Glue them to the paper template.
Build up several layers of cardboard and just keep gluing on pieces to fill out the shape.
Note that it first started out as a normal nose shape but seemed to evolved into a witch shaped nose.
Step 4: Papier Mache
When the underlying shape of the nose is filled out, you can cover everything with papier mache.
Rip up small squares of thin cardstock or newspaper.
Mix up a bowl or takeout container of half glue, half water.
Soak the paper pieces in the glue solution and apply overlappingly.
I had some brown kraft paper that I used for the final top layer.
Step 5: Finishing Touches...
The final kraft paper layer gave it a shriveled head look.
I had a bottle of Gorilla Glue that I needed to use up. The nozzle had some cured glue so I had to prick it to get it flowing. Always wear clothes that can be ruined and use a pair of latex gloves when working with this kind of polyurethane glue. Once it gets on you, it sticks and nothing really takes it off.
Since the glue in the bottle wasn't flowing to well, I was able to just dab it on the giant nose. The regular version of this glue cures yellowish-brown but I had the one that dries white. After the glue is stippled, I padded the surface with a wet paper towel to help activate the glue.
When fully cured, it gives it this hard pebbly surface. The mottled look it gets is kinda like moldy bread. Ewwwww.
Hopefully you did not make the form too form fitting as it got quite rigid and I had to really force the dispenser unit into the giant nose.
Stuff the brushes up the nostril openings.

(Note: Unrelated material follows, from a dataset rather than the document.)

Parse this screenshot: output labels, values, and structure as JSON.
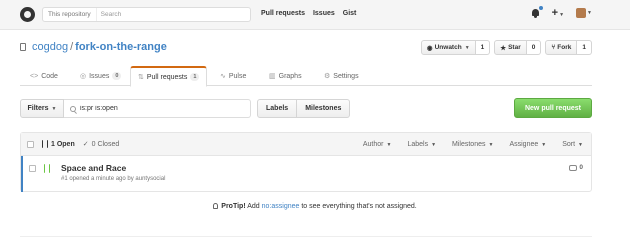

Put the soap container in the dispenser unit.
Turn on and marvel at your work.
Make this proboscis at your peril.